Spin, if anything, requires greater attention. Mishra is the sort of wildcard every captain desires, but equally the creative leg-spinner must be deployed just right. Can India’s coaching staff find a way to improve Mishra’s control ensuring at the same time that he doesn’t lose his ability to produce wicket-taking deliveries?

What of Harbhajan Singh? As a recent article on Cricinfo pointed out, the off-spinner has since 2006 taken 136 wickets in 33 Tests at an average of 35.88 and a strike-rate of 73.8 — hardly the stuff of champions, and considerably below his performance between 2001 and 2005 when he claimed 198 wickets from 42 Tests at 26.74 (average) and 58.7 (strike-rate). Can Kolkata spark a return to his best days, or will it, like the feats in Galle (2008) and Hamilton (2009), remain a defining achievement but not one with a knock-on effect?

India needs systemic change that will empower bowlers — no country that has designs on dominating Test cricket can afford not to invest in its bowlers. Bowling remains cricket’s only act of creation, and if the creators are taken care of, the reactors — batsmen — will follow. Is it any surprise that the generation of Indian batsmen after the Fab Four don’t play spin as convincingly? The decline in the quality of spin at the domestic level has led to the decline in the craft of playing it.

As for India’s batting, talk of a middle-order transition has been doing the rounds for some time now. India has the best opening pair in the world in Virender Sehwag and Gautam Gambhir, and they will be around for a while, but the middle-order needs a succession plan. While we must be grateful for Dravid (36), Tendulkar (36), and Laxman (35), and hope that they continue for as long as is possible, it’s important the next generation isn’t condemned by comparison. As Laxman said, the likes of M. Vijay and S. Badrinath (and whoever else the selectors deem capable) need to be treated with patience.

“Every youngster who plays for the country knows the responsibility of performing and consistently delivering for the team,” said Laxman. “The transition definitely is not so easy from domestic cricket to international cricket but I am glad a lot of youngsters are coming up and winning matches for the team in one-dayers and now they are coming into Test cricket also and doing well. It is just about the mental transition from domestic cricket to Test cricket and once they get through that phase I am sure that they can do well. We have a lot of youngsters who can do well for the country in the future, but I think you need to be very patient. It is just a phase and once you settle down it is about the mental transition from domestic cricket to international cricket. I am sure we have the potential and talent.”

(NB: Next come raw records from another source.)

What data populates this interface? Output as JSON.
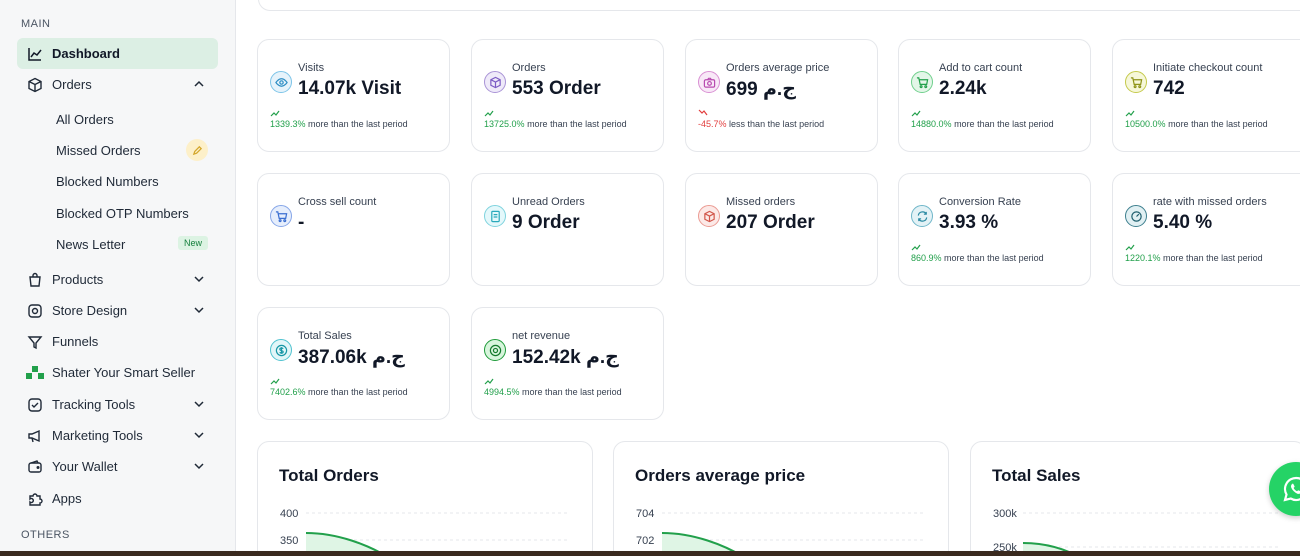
{
  "sidebar": {
    "main_label": "MAIN",
    "others_label": "OTHERS",
    "items": {
      "dashboard": "Dashboard",
      "orders": "Orders",
      "products": "Products",
      "store_design": "Store Design",
      "funnels": "Funnels",
      "shater": "Shater Your Smart Seller",
      "tracking": "Tracking Tools",
      "marketing": "Marketing Tools",
      "wallet": "Your Wallet",
      "apps": "Apps"
    },
    "orders_sub": {
      "all": "All Orders",
      "missed": "Missed Orders",
      "blocked_numbers": "Blocked Numbers",
      "blocked_otp": "Blocked OTP Numbers",
      "newsletter": "News Letter",
      "newsletter_badge": "New"
    }
  },
  "stats": [
    {
      "label": "Visits",
      "value": "14.07k Visit",
      "pct": "1339.3%",
      "suffix": "more than the last period",
      "direction": "up"
    },
    {
      "label": "Orders",
      "value": "553 Order",
      "pct": "13725.0%",
      "suffix": "more than the last period",
      "direction": "up"
    },
    {
      "label": "Orders average price",
      "value": "699 ج.م",
      "pct": "-45.7%",
      "suffix": "less than the last period",
      "direction": "down"
    },
    {
      "label": "Add to cart count",
      "value": "2.24k",
      "pct": "14880.0%",
      "suffix": "more than the last period",
      "direction": "up"
    },
    {
      "label": "Initiate checkout count",
      "value": "742",
      "pct": "10500.0%",
      "suffix": "more than the last period",
      "direction": "up"
    },
    {
      "label": "Cross sell count",
      "value": "-"
    },
    {
      "label": "Unread Orders",
      "value": "9 Order"
    },
    {
      "label": "Missed orders",
      "value": "207 Order"
    },
    {
      "label": "Conversion Rate",
      "value": "3.93 %",
      "pct": "860.9%",
      "suffix": "more than the last period",
      "direction": "up"
    },
    {
      "label": "rate with missed orders",
      "value": "5.40 %",
      "pct": "1220.1%",
      "suffix": "more than the last period",
      "direction": "up"
    },
    {
      "label": "Total Sales",
      "value": "387.06k ج.م",
      "pct": "7402.6%",
      "suffix": "more than the last period",
      "direction": "up"
    },
    {
      "label": "net revenue",
      "value": "152.42k ج.م",
      "pct": "4994.5%",
      "suffix": "more than the last period",
      "direction": "up"
    }
  ],
  "charts": {
    "orders": {
      "title": "Total Orders",
      "ticks": [
        "400",
        "350"
      ]
    },
    "avg_price": {
      "title": "Orders average price",
      "ticks": [
        "704",
        "702"
      ]
    },
    "sales": {
      "title": "Total Sales",
      "ticks": [
        "300k",
        "250k"
      ]
    }
  },
  "colors": {
    "accent": "#22a04b",
    "down": "#e23d3d",
    "whatsapp": "#25d366"
  }
}
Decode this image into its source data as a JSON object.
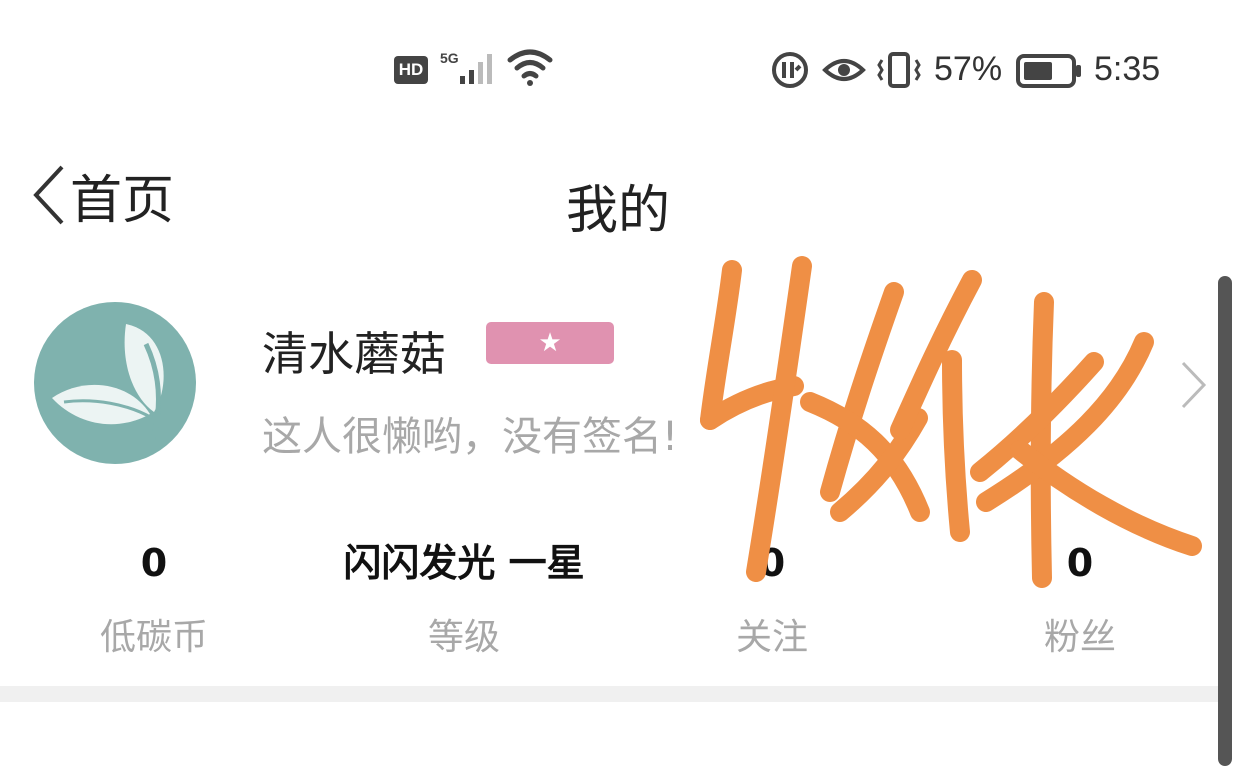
{
  "status_bar": {
    "hd": "HD",
    "network": "5G",
    "battery_percent": "57%",
    "time": "5:35",
    "icons": [
      "hd-icon",
      "signal-icon",
      "wifi-icon",
      "data-saver-icon",
      "eye-icon",
      "vibrate-icon",
      "battery-icon"
    ]
  },
  "header": {
    "back_label": "首页",
    "title": "我的"
  },
  "profile": {
    "name": "清水蘑菇",
    "badge_icon": "★",
    "signature": "这人很懒哟，没有签名!"
  },
  "stats": [
    {
      "value": "0",
      "label": "低碳币"
    },
    {
      "value": "闪闪发光 一星",
      "label": "等级"
    },
    {
      "value": "0",
      "label": "关注"
    },
    {
      "value": "0",
      "label": "粉丝"
    }
  ],
  "colors": {
    "avatar_bg": "#7fb2ae",
    "badge_bg": "#e092b0",
    "watermark": "#ef8f45",
    "muted_text": "#a8a8a8"
  }
}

Dhoni’s evolution as a Test batsman has ensured an all-round batsman at seven, a batsman that can both respond to and shape situations. His wicket-keeping is solid, if on the conservative side when standing back, but it’s his captaincy that has the most room for improvement. He’s a singular leader of men and an original thinker, and often seems to bring a wicket with a bowling change; but he makes tactically curious decisions and tends to follow the ball with his field.

Sterner tests await, not least for the administrators who must ensure India play the top sides more often and in more meaningful series than two-Test affairs. An action plan that’s accessible to the fans is the very least the Board can do to show its commitment to transparency and progress.

It’s heartening that India is number one in spite of several areas requiring attention. But it’s time to stop leaving things to chance; conscious action is the need of the hour.